Test with transform overrides

Scio provides a method to replace arbitrary named PTransforms in a test context; this is primarily useful for mocking requests to external services.

In this example, the GuavaLookupDoFn stands in for a transform that contacts an external service. A ParDo PTransform is created from the DoFn (ParDo.of), then applied to the pipeline (applyTransform) with a unique name (myTransform).

  .applyTransform("myTransform", ParDo.of(new GuavaLookupDoFn))
  .map((i: KV[Int, BaseAsyncLookupDoFn.Try[String]]) => i.getValue.get())

In a JobTest, a PTransformOverride can be passed to the transformOverride method to replace transforms in the original pipeline. Scio provides convenience methods for constructing PTransformOverrides in the com.spotify.scio.testing.TransformOverride object. Continuing the example above, TransformOverride.ofAsyncLookup can be used to map static mock data into the expected output format for the transform, here KV[Int, BaseAsyncLookupDoFn.Try[String]].

  TransformOverride.ofAsyncLookup[Int, String](
    Map(1 -> "10", 2 -> "20", 3 -> "30")

It is also possible to provide a function rather than a static map:

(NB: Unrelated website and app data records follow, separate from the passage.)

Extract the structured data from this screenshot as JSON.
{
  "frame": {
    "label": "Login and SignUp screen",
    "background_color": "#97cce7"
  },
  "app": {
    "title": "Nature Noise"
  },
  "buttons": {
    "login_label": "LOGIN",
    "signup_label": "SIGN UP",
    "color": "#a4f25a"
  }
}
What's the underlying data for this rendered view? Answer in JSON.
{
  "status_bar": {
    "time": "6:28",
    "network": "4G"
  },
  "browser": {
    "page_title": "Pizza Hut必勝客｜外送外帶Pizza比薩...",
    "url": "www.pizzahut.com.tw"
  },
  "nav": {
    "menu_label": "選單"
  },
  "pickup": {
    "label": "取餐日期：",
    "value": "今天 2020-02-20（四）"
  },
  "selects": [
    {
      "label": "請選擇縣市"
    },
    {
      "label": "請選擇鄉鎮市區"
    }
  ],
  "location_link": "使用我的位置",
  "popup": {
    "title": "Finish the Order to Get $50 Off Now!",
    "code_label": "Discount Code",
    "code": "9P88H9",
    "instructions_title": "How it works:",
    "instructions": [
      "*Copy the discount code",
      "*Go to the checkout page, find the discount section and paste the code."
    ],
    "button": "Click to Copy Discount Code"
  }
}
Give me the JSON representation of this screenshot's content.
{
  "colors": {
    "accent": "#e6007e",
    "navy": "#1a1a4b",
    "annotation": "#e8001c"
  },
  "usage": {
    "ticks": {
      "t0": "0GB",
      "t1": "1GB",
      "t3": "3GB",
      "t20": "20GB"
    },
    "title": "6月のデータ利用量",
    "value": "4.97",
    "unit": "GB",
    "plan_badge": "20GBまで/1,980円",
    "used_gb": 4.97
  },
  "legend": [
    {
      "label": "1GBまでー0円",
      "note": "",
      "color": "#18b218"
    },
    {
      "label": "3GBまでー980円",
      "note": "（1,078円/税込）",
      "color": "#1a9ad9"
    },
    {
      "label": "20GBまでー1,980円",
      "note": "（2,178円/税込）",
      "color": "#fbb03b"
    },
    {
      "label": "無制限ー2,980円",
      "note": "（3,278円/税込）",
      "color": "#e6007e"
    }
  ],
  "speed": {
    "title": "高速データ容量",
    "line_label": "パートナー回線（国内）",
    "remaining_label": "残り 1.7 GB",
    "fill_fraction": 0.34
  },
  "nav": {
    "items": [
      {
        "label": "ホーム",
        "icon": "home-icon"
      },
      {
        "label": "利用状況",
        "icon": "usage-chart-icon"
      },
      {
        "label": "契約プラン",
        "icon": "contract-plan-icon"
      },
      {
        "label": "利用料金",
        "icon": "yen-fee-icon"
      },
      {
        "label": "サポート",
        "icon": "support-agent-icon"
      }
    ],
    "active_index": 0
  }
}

sourceTransformOverride.ofAsyncLookup[Int, String](
  (i: Int) => s"${i * 10}"

In a scenario when the PTransform’s output is generating more elements than input, e.g. there is a flatmap inside the transform:

.transform { c: SCollection[Int] =>
  c.applyTransform(ParDo.of(new GuavaLookupDoFn))

The transform can be mocked by one of the flavours of ofIter method to map each element to an Iterable[U]:

sourceTransformOverride.ofIter[Int, String](
  Map(1 -> Seq("10"), 2 -> Seq("20", "21"), 3 -> Seq())

or similarly provide a function rather than a static map:

sourceTransformOverride.ofIter[Int, String](
  // map fn equal to: Map(1 -> Seq(), 2 -> Seq("1"), 3 -> Seq("1", "2")}
  (i: Int) => { (1 until i).map(String.valueOf(_)) }

TransformOverride.of overrides transforms of type PTransform[PCollection[T], PCollection[U]] as in the case of BaseAsyncDoFn subclasses. TransformOverride.ofKV overrides transforms of type PTransform[PCollection[T], PCollection[KV[T, U]]].

Sources can also be overridden with TransformOverride.ofSource. For example, this source:


Can be overridden with static mock data:

sourceTransformOverride.ofSource[String]("ReadInput", List("10", "11", "12"))

It is alo possible to override a named PTransform during partial pipeline testing with runWithOverrides.

  TransformOverride.of("multiply", (v: Int) => v * v),
  TransformOverride.ofIter("append", (v: Int) => Seq(v + "c", v + "d"))
) { sc =>
  val result = sc
    .parallelize(Seq(1, 2, 3))
    .map(_ * 2)
    .flatMap(v => Seq(v + "a", v + "b"))

  result should containInAnyOrder(Seq("1c", "1d", "4c", "4d", "9c", "9d"))

Due to type erasure it is possible to provide the incorrect types for the transform and the error will not be caught until runtime.

If you’ve specified the incorrect input type, scio will attempt to detect the error and throw an IllegalArgumentException, which will be wrapped in a PipelineExecutionException at runtime:

    Input for override transform myTransform does not match pipeline transform. Expected: class java.lang.Integer Found: class java.lang.String

If you’ve specified the incorrect output type, there is little scio can do to detect the error. Typically, a coder will throw a ClassCastException whose message will contain the correct type:

    java.lang.String cannot be cast to java.lang.Integer